Shelley Berman, a widely popular GRAMMY-winning comedian in the late 1950s and 1960s who later came to prominence as an actor on shows like "Curb Your Enthusiasm," has died following a battle with Alzheimer's disease. He was 92 years old.
In 1957 Berman secured his first gig as a comedian at Mister Kelly's nightclub in his native Chicago, which soon led to other bookings and a deal with Verve Records. He subsequently recorded a trio of Top 10 hit comedy albums: 1959's Inside Shelley Berman (No. 2), 1959's Outside Shelley Berman (No. 6) and 1960's The Edge Of Shelley Berman (No. 4).
Known for delivering his acting sitting down on a stool — as opposed to a normal "stand-up" routine — Berman's jokes had audiences not only laughing at home through his recordings but inside intimate, upscale nightclubs all the way to big stages like New York's Carnegie Hall.
Berman launched a successful crossover career in film and television, landing a variety of roles. In TV he starred in shows such as "The Twilight Zone," "The Mary Tyler Moore Show," "L.A. Law," "Grey's Anatomy," and "Boston Legal." He earned an Emmy nomination for his role as Larry David's father on the hit comedy series "Curb Your Enthusiasm."
Berman's film work included pictures such as 1964's The Best Man (starring Henry Fonda), 2004's Meet The Fockers (starring Robert De Niro and Ben Stiller) and 2008's You Don't Mess With The Zohan (starring Adam Sandler).
He won one of the first GRAMMY Awards for comedy, taking home Best Comedy Performance for Inside Shelley Berman at the 2nd GRAMMY Awards. He earned a nomination in the same category for the following year The Edge Of Shelley Berman.
Berman was among the early comedians to set the bar high for the GRAMMY comedy category, which has recognized a lineage of top comedic talents from George Carlin and Richard Pryor to Steve Martin, "Weird Al" Yankovic, Louis C.K., and Patton Oswalt.
"Thank you, Shelley Berman," tweeted fellow GRAMMY winner Martin. "You changed modern stand-up."

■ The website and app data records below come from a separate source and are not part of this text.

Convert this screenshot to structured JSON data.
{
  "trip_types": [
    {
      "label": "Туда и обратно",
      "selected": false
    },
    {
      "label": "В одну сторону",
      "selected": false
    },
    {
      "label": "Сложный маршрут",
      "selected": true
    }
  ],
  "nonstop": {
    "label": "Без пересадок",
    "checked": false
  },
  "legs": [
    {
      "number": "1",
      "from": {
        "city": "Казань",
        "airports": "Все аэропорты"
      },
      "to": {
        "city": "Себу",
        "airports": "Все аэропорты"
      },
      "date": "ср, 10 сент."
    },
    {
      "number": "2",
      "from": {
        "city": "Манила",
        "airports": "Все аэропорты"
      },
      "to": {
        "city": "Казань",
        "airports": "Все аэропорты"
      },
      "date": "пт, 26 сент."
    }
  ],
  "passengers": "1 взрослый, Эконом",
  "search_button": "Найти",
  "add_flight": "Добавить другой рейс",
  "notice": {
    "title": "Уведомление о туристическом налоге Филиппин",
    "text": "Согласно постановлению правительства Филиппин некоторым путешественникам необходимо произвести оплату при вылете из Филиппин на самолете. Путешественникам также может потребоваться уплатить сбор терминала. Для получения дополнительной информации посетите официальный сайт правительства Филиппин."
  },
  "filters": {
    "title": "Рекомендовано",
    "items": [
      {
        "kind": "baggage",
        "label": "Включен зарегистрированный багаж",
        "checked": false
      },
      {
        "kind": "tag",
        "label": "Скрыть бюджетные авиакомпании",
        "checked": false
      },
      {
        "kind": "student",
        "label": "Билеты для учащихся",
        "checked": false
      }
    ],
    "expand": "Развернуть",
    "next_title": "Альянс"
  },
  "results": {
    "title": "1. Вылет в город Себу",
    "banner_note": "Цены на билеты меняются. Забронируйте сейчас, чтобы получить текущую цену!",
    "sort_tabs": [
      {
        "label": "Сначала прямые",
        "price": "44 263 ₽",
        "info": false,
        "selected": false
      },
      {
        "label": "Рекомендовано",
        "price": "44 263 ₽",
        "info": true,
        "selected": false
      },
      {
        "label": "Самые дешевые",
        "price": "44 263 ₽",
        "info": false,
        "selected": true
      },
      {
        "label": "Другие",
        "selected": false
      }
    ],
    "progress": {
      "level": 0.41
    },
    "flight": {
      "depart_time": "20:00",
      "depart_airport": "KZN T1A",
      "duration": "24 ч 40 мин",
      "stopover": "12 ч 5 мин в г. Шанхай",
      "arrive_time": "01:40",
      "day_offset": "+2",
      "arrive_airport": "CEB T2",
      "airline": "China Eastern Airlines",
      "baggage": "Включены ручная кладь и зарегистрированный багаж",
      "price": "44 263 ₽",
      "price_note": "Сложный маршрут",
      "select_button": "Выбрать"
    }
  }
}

"Shelley will be deeply missed, but the influence he exerted on our creative community will remain forever," said Recording Academy President/CEO Neil Portnow. "Our thoughts are with his family and friends during this difficult time."